May 5, 2023

I have a friend who planted a cedar row between her lawn and the wooded bush; she couldn’t make the bush look like her neat and tidy yard so she blocked it out. There is wisdom in her action. Wisdom is exercised to discern when one should accept what one cannot control and when one should act to control what one can.

Sometimes we only pray the first line of the 12-step Serenity prayer: “God grant me the Serenity to accept what I cannot change.” We have to find a way to live with things we cannot control. Some things we can set aside or block out, or in my son’s parlance, compartmentalize. But there is a practical mental health principle which applies to the second line of the 12-step prayer, “Grant me the courage to change the things I can.” 

My friend showed wisdom and “agency” in accepting what she could not control, and acting in what she could control. Accepting responsibility for what we can control is called personal “agency”.  “Agency is a philosophical term that refers to one’s ability to act in a given situation… Agency depends on both having the knowledge and having the means.” (1)

My husband says, “‘Agency’. That’s a dumb word that means nothing to me. Why can’t you use the word “‘empowerment?’” Someone who is empowered has agency; they stand in their own power.

We each have a life force within us that empowers us, as part of nature, to “green”, to grow, to blossom and spread seeds of new life in the world. We are empowered to imagine, envision, solve problems and to heal. But for various reasons there are times when we feel small, dull, lethargic and definitely not green or creative.

I can “do what I can for myself” by taking small pieces of a bigger goal. Sometimes my goal to walk more often looks like walking to the end of the driveway to get the mail. Today, doing what I am able about dust allergies meant vacuuming under the bed. I am well aware that “doing what I can for myself” can mean getting out of bed in the morning, or feeding the pet(s). “Doing what I can for myself” doesn’t mean doing everything, but taking control over an area of my life in which I had previously felt powerless. Sometimes being empowered means choosing not to do something.

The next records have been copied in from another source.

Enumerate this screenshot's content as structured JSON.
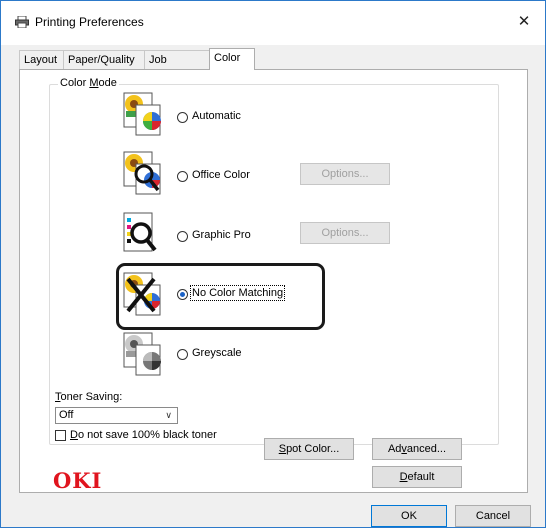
{
  "window": {
    "title": "Printing Preferences",
    "close_label": "✕"
  },
  "tabs": [
    {
      "label": "Layout"
    },
    {
      "label": "Paper/Quality"
    },
    {
      "label": "Job Options"
    },
    {
      "label": "Color",
      "active": true
    }
  ],
  "color_mode": {
    "legend": "Color Mode",
    "options": [
      {
        "label": "Automatic",
        "selected": false,
        "icon": "automatic-color-icon"
      },
      {
        "label": "Office Color",
        "selected": false,
        "icon": "office-color-icon",
        "options_button": "Options...",
        "options_enabled": false
      },
      {
        "label": "Graphic Pro",
        "selected": false,
        "icon": "graphic-pro-icon",
        "options_button": "Options...",
        "options_enabled": false
      },
      {
        "label": "No Color Matching",
        "selected": true,
        "icon": "no-color-matching-icon"
      },
      {
        "label": "Greyscale",
        "selected": false,
        "icon": "greyscale-icon"
      }
    ]
  },
  "toner_saving": {
    "label": "Toner Saving:",
    "value": "Off"
  },
  "black_toner_checkbox": {
    "label": "Do not save 100% black toner",
    "checked": false
  },
  "buttons": {
    "spot_color": "Spot Color...",
    "advanced": "Advanced...",
    "default": "Default",
    "ok": "OK",
    "cancel": "Cancel"
  },
  "logo": "OKI",
  "colors": {
    "accent": "#1a62c7",
    "logo": "#e0141e",
    "window_border": "#2c79c9"
  }
}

These past twenty years the movement in mental health practice has been towards giving personal agency through short-term therapy.  In other words, a goal of counselling in short term therapy is to empower individuals with one new perspective, strategy or practice which they can use to help themselves with a present problem. (2)

As I age, I see a value in short-term therapy that I couldn’t see before. I begin to realize that our inner work is a life-long practice and is never finished. We all have vulnerabilities and handicaps which both hinder and support us in this business of living.  We will never be finished or perfect or perfectly whole, but there will be opportunities along the way to gain perspective, to bridge a wounded relationship, to ask for forgiveness, to forgive, to step away from an unhealthy situation and to accept responsibility for my circumstances.  

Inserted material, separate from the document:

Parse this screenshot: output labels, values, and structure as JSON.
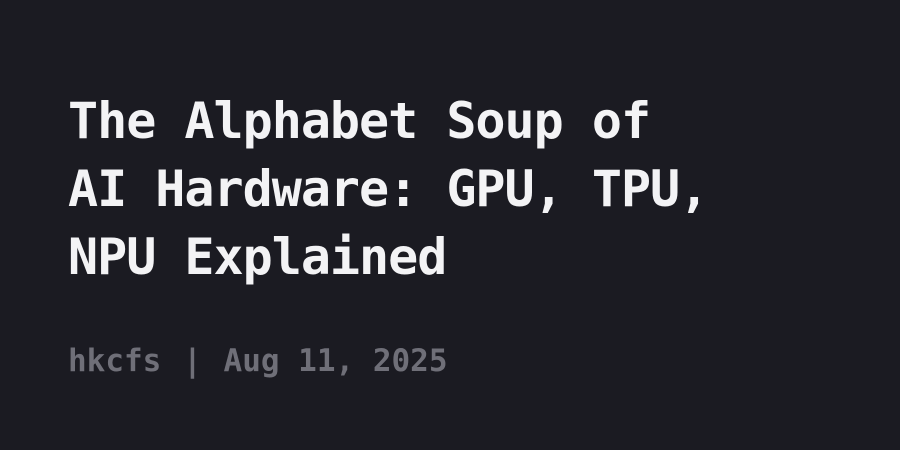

There is so much anxiety in the world today, and much of it has origins in feelings of having no control.  Standing in my own power, doing what I can for myself, in even a small area of my life can give a sense of control. We can feel good about our strength and capacity to accomplish something. We can feel good seeing the product of the time we have spent.

When my friend planted her row of cedar trees, as well as doing what she could for herself, she was exercising trust because planting a tree is an investment in hope for the future. This Spring I am reflecting on the greening power in me. Like the trees, flowers and grass, my spirit is stirring to birth life out of the cold and grayness of winter dormancy. As we recognize life’s greening power, may we have the courage to do what we can for ourselves, as an investment in our present and future wholeness.   

Gratitude Prompt – I give thanks for our inner “greening” power.

1. Understanding what is my personal power and what is another’s impacts relationship dynamics. This article explains the importance of personal agency in relationships.

2. This hope-note refers to short-term therapy because it is about enabling individual “agency” to recognize and do what one can, however small it seems. The choice of therapy is as individual as the person seeking help. At different times of peoples’ lives and for different reasons one kind of therapy may be more suited to one’s needs. Even the decision to seek therapy is a courageous act of personal agency. For a description of how one can benefit from  short-term therapy: